[The problem]
Your answer should consist of every line in the records that holds "manager".

[[ Dataset extract open ]]

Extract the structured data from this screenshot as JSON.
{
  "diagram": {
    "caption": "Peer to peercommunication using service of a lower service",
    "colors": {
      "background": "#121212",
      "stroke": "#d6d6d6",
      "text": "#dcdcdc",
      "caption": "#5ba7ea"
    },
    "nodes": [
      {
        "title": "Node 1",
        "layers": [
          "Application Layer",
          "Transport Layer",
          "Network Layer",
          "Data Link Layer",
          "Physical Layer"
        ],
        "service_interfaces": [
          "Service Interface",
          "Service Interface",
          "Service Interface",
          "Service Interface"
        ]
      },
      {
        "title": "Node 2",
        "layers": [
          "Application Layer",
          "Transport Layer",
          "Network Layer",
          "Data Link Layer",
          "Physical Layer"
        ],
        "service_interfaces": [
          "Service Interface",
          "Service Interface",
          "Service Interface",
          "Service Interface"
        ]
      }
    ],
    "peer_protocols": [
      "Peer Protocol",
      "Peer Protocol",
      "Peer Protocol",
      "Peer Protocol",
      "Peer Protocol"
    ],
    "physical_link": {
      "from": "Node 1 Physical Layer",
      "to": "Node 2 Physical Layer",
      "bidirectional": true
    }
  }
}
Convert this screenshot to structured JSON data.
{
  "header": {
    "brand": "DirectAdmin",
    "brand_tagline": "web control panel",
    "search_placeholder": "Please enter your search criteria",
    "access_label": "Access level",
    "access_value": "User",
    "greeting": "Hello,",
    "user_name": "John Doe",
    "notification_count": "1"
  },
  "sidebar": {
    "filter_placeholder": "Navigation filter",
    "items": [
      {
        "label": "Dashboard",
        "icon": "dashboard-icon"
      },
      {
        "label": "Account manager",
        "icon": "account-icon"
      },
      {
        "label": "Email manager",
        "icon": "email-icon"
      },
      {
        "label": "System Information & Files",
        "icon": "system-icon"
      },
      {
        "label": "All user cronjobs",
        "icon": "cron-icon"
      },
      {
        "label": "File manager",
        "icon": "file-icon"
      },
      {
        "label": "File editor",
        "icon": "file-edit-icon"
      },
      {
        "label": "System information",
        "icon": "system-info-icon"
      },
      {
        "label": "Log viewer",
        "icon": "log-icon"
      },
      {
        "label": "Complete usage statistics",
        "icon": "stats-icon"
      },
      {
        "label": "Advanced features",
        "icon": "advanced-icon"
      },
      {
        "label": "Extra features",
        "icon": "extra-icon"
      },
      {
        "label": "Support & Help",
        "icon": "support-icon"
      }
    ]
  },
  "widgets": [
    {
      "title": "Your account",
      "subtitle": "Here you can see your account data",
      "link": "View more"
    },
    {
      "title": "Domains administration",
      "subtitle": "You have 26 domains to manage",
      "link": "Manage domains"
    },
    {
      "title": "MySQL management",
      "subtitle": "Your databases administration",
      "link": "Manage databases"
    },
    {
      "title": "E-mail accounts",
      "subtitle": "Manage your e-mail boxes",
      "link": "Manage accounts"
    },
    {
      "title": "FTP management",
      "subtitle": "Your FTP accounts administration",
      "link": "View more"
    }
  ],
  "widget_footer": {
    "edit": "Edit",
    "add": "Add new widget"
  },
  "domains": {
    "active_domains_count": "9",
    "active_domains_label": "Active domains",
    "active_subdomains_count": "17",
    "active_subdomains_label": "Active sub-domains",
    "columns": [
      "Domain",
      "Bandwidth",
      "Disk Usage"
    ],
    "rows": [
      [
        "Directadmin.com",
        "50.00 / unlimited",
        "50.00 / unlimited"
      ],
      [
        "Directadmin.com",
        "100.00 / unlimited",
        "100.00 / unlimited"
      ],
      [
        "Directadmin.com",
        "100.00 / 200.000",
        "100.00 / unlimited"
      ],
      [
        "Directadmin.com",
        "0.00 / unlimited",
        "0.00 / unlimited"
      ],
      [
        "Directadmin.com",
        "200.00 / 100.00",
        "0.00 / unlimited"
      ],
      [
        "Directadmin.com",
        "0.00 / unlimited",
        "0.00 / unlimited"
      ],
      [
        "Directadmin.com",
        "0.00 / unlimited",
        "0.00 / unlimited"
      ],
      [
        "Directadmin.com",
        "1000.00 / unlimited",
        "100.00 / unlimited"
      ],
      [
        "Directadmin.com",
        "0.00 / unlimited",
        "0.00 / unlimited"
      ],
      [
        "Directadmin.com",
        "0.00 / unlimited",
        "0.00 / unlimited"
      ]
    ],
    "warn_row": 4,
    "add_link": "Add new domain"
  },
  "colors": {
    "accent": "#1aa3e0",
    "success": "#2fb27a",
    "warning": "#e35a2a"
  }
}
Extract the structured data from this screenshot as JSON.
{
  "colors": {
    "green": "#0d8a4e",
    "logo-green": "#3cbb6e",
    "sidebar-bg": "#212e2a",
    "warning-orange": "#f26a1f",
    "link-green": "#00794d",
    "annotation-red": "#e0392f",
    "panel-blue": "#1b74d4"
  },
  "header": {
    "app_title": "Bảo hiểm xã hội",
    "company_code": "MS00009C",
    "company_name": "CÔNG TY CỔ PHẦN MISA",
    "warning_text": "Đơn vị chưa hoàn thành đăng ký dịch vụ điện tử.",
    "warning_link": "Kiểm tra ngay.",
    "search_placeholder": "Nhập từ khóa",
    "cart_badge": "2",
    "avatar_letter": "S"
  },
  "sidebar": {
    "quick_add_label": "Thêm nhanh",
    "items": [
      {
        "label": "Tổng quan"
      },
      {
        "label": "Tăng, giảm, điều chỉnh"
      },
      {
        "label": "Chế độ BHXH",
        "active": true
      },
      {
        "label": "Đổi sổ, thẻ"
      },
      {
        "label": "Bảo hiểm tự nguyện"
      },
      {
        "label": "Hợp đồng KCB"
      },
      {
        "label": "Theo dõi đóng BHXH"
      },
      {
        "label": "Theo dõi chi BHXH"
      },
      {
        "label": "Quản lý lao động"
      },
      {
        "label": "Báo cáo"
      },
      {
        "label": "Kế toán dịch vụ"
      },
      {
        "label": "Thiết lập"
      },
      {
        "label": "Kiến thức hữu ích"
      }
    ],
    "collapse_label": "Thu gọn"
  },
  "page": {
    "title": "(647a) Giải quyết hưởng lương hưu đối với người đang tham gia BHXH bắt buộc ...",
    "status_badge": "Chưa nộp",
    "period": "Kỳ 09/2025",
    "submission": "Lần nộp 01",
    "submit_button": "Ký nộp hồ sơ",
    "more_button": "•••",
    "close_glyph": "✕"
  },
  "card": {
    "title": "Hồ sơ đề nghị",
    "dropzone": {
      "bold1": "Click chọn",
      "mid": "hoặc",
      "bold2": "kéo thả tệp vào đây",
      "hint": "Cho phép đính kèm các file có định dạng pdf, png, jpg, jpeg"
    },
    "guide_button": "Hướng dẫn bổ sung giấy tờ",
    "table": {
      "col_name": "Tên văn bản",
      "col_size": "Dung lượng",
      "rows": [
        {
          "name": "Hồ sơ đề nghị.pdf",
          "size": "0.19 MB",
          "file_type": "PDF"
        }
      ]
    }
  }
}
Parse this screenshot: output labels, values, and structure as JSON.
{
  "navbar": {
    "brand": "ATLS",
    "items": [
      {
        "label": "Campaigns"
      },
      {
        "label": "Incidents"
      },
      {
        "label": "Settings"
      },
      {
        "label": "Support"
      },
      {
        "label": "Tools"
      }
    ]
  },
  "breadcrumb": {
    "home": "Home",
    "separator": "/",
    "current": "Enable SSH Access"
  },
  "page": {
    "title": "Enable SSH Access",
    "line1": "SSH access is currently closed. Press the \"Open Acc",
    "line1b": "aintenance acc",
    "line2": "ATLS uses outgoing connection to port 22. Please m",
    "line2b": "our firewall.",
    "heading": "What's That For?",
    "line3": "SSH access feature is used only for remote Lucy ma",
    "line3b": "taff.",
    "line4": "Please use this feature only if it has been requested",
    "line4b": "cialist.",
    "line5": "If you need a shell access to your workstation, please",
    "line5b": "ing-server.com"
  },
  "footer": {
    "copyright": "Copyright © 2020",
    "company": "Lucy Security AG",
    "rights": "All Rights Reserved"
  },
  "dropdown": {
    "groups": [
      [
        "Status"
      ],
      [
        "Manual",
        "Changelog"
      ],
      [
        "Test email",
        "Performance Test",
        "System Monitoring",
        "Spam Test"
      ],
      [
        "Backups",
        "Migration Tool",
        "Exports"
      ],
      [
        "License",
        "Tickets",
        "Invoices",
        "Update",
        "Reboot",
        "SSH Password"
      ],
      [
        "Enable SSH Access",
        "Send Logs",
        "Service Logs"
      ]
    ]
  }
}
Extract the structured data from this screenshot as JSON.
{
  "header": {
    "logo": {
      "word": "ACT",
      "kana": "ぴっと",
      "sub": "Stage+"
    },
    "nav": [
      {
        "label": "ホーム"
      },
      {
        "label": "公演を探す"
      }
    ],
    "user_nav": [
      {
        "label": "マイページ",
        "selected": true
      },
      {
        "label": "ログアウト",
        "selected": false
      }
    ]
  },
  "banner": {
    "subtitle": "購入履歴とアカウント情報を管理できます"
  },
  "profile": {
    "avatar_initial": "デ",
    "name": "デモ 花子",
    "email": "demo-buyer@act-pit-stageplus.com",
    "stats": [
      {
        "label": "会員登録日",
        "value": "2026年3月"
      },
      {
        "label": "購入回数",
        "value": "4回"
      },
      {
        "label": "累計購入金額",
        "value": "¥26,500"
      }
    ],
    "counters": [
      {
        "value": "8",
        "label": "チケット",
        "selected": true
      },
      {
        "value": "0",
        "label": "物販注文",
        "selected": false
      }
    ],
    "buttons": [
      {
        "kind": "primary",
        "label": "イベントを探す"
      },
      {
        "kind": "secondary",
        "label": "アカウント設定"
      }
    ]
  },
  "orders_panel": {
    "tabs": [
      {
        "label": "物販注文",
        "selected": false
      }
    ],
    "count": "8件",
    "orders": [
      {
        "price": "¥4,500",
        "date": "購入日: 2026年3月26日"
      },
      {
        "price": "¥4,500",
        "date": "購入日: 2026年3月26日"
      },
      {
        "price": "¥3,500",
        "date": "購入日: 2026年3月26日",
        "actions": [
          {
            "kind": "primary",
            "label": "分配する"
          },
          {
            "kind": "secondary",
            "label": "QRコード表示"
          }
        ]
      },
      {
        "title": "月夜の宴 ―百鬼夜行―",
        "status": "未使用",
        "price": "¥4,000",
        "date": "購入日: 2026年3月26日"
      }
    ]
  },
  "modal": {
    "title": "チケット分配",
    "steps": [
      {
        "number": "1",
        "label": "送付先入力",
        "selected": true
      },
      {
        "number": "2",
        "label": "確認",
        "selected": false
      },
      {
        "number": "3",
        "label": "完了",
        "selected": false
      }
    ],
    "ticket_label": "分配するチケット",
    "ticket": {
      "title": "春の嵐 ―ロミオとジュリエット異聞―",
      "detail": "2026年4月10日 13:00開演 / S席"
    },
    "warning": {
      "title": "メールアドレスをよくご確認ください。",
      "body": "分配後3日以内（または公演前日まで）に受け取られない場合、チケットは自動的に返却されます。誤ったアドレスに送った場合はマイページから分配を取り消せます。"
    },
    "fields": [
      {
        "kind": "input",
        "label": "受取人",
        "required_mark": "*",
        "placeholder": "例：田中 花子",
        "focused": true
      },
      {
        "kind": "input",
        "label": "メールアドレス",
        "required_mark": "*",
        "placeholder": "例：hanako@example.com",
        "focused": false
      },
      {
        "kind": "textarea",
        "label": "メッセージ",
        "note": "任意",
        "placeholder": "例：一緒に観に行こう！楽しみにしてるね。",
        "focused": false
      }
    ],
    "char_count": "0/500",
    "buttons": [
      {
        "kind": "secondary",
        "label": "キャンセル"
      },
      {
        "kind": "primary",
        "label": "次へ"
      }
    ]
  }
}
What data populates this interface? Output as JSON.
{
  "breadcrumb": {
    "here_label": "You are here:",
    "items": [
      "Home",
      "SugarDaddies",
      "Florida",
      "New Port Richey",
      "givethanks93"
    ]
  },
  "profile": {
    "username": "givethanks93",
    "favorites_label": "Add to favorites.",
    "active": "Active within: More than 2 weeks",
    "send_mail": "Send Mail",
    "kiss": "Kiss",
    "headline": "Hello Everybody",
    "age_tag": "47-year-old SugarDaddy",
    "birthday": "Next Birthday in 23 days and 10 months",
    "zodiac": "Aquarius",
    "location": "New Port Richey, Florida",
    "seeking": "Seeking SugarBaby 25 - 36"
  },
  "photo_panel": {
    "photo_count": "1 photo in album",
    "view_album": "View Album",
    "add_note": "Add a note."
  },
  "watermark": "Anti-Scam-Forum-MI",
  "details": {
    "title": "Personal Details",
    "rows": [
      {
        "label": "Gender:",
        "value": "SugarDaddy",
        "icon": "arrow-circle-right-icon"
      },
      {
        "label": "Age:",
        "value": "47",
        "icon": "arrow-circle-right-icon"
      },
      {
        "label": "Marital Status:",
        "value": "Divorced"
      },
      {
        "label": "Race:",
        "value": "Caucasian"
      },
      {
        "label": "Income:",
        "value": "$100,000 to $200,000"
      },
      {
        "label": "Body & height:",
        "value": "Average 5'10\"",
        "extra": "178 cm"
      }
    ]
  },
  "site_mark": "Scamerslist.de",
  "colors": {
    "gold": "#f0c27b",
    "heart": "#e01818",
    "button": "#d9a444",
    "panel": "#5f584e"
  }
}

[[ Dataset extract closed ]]

[Result of this task]
        "label": "Account manager",
        "label": "Email manager",
        "label": "File manager",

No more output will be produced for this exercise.